| What is required |
Look for "village" in each line of the records, and copy the lines that have it.

| Data extracts |
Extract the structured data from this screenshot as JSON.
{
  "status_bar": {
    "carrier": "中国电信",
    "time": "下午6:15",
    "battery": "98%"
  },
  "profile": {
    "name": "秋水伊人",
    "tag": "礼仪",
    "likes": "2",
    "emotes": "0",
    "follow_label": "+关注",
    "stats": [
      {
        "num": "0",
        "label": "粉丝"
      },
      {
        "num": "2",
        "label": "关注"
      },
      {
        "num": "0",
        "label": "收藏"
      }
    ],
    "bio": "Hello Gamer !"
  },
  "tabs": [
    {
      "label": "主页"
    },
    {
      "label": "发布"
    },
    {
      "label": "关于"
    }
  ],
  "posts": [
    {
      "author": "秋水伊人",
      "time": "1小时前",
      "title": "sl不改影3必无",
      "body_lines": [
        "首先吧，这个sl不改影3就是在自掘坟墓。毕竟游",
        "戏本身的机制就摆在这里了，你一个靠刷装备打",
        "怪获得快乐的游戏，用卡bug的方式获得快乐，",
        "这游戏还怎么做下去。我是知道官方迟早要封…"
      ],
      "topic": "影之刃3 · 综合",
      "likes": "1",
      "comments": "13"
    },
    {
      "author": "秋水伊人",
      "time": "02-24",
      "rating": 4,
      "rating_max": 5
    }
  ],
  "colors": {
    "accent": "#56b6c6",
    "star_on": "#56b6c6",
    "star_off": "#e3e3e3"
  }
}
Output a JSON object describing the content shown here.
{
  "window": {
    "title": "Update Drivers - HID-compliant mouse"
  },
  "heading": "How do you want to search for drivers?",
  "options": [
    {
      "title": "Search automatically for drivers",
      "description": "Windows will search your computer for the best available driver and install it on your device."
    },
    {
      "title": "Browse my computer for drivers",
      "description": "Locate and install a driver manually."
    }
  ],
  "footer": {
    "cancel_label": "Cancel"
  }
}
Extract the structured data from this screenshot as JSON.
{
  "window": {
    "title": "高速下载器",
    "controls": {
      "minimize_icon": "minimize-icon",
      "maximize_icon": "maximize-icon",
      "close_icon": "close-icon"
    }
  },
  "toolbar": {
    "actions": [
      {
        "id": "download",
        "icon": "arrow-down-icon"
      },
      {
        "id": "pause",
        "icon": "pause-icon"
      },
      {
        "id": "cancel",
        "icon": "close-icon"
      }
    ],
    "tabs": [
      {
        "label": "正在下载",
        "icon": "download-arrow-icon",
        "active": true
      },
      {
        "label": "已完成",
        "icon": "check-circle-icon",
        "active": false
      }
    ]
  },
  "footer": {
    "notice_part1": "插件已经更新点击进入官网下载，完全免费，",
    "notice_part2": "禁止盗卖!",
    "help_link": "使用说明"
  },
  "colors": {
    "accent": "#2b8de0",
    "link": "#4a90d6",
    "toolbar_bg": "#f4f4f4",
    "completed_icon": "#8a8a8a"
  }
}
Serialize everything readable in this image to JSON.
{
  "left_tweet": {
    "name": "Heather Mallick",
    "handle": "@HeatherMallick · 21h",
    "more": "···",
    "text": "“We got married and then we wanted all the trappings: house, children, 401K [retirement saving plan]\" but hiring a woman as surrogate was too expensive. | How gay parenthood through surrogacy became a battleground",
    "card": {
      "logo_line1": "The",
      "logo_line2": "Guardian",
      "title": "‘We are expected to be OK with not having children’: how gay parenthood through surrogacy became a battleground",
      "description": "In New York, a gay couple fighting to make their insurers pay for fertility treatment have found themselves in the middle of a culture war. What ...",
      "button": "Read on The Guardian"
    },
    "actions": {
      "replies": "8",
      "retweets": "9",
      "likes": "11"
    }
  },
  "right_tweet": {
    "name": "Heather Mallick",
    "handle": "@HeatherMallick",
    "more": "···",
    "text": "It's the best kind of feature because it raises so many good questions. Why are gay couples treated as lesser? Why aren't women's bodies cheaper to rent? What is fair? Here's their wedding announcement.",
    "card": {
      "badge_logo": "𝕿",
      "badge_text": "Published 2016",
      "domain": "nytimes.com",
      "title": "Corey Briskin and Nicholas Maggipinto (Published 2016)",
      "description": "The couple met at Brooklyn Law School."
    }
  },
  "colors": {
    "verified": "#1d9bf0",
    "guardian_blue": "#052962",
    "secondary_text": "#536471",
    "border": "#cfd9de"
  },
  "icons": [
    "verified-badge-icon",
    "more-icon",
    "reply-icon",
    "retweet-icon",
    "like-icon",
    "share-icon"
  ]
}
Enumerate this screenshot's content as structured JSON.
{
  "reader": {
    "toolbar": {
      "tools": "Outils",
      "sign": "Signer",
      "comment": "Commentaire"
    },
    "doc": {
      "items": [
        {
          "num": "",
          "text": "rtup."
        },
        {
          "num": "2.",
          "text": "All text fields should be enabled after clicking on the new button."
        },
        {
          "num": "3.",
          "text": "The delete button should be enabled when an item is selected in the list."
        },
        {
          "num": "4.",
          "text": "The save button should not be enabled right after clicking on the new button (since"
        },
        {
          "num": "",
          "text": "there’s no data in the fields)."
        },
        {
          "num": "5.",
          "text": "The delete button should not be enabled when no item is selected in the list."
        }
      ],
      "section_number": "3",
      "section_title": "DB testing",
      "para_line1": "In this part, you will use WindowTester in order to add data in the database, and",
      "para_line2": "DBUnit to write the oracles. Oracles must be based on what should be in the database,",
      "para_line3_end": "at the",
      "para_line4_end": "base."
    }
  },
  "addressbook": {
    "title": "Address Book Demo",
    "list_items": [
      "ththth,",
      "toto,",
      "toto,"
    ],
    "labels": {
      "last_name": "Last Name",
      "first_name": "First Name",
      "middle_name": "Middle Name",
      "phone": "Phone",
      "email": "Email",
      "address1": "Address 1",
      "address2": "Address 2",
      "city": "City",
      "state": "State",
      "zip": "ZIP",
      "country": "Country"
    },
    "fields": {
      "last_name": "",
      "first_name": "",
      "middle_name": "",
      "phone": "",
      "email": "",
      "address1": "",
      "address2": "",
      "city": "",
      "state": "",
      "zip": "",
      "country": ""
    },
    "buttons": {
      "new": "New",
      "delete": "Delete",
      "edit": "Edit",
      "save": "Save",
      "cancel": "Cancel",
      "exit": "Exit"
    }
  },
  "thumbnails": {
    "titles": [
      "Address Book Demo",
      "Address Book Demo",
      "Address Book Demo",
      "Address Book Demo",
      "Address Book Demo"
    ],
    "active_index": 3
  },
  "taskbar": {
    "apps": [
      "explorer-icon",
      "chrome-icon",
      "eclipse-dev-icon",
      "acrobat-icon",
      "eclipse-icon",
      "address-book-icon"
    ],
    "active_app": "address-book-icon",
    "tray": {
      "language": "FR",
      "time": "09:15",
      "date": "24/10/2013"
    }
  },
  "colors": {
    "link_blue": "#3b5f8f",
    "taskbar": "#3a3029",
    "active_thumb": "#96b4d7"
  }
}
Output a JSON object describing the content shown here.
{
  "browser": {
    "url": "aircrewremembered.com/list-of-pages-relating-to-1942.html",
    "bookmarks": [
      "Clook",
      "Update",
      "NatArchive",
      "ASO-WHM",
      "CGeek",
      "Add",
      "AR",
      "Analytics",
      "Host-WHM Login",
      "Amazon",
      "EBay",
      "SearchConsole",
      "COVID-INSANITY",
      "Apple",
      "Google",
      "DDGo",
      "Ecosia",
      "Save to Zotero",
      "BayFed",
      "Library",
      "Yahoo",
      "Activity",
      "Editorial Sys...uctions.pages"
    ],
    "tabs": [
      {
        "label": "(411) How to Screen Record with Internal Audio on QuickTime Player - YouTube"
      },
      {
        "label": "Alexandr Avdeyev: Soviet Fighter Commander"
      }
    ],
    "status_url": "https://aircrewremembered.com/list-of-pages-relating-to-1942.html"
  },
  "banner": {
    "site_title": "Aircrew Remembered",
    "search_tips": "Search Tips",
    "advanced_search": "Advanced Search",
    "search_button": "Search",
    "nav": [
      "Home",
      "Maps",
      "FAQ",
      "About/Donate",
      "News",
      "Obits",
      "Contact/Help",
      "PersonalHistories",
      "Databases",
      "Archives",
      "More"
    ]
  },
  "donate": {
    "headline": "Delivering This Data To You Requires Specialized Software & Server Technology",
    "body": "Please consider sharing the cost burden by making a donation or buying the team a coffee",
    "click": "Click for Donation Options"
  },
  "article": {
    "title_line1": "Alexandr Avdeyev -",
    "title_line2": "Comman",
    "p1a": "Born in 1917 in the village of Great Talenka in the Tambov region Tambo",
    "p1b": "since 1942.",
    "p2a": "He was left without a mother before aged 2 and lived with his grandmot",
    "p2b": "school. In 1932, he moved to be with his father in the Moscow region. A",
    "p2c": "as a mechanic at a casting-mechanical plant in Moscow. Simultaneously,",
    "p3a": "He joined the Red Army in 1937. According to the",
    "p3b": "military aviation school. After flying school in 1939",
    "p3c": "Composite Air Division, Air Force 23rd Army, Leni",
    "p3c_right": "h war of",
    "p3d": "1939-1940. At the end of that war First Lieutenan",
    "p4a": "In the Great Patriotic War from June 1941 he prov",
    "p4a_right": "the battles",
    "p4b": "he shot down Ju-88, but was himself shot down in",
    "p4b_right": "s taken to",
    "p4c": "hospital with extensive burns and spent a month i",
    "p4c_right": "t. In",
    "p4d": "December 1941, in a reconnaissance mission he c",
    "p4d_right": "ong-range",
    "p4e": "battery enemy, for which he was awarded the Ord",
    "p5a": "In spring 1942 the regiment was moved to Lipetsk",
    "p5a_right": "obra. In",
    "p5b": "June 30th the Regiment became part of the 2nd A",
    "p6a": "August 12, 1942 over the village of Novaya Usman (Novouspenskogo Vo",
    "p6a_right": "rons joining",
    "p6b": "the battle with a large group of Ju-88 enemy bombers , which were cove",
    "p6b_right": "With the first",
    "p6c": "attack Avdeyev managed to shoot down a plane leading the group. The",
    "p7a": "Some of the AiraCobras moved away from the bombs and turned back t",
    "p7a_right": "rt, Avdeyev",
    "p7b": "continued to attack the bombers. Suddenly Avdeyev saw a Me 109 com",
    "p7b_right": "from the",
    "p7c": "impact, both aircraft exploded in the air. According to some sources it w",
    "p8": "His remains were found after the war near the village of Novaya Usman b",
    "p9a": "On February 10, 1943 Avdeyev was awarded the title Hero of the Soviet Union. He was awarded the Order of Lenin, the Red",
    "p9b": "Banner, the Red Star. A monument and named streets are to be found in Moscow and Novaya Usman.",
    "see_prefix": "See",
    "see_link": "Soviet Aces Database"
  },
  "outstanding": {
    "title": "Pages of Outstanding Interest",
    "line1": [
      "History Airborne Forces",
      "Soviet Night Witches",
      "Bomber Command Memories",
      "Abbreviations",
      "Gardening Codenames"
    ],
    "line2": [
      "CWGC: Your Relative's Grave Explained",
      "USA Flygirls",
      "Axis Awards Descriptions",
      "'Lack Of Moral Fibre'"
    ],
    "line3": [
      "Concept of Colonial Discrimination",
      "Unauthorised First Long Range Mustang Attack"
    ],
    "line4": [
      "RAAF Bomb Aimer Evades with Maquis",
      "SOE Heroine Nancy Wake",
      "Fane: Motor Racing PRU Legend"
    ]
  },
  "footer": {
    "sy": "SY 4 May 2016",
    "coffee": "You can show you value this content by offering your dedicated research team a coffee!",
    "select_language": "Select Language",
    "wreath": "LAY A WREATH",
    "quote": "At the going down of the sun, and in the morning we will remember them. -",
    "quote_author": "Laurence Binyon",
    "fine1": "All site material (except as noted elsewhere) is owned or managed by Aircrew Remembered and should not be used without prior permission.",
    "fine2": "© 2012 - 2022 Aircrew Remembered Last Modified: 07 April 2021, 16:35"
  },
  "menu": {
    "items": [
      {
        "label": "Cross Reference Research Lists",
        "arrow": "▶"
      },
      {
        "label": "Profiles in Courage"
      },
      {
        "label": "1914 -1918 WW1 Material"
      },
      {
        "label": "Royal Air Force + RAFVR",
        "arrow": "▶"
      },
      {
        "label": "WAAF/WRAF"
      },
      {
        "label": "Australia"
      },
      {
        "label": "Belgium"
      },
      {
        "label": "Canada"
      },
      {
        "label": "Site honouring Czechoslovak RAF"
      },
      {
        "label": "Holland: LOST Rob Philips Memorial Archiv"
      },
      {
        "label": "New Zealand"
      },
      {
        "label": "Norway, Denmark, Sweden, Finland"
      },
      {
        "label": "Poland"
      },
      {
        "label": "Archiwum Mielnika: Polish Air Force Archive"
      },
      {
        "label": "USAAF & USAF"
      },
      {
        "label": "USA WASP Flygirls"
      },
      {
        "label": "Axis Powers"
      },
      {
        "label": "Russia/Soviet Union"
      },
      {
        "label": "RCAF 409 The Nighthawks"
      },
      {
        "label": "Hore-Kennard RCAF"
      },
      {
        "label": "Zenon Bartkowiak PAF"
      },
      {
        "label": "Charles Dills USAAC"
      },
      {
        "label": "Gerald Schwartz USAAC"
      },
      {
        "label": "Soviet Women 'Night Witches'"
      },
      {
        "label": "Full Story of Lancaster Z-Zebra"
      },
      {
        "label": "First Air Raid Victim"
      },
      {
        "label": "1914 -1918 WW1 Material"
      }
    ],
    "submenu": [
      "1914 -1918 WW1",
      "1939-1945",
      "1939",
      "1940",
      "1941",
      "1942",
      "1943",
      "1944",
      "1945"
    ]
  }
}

| Worked solution |
    "p1a": "Born in 1917 in the village of Great Talenka in the Tambov region Tambo",
    "p6a": "August 12, 1942 over the village of Novaya Usman (Novouspenskogo Vo",
    "p8": "His remains were found after the war near the village of Novaya Usman b",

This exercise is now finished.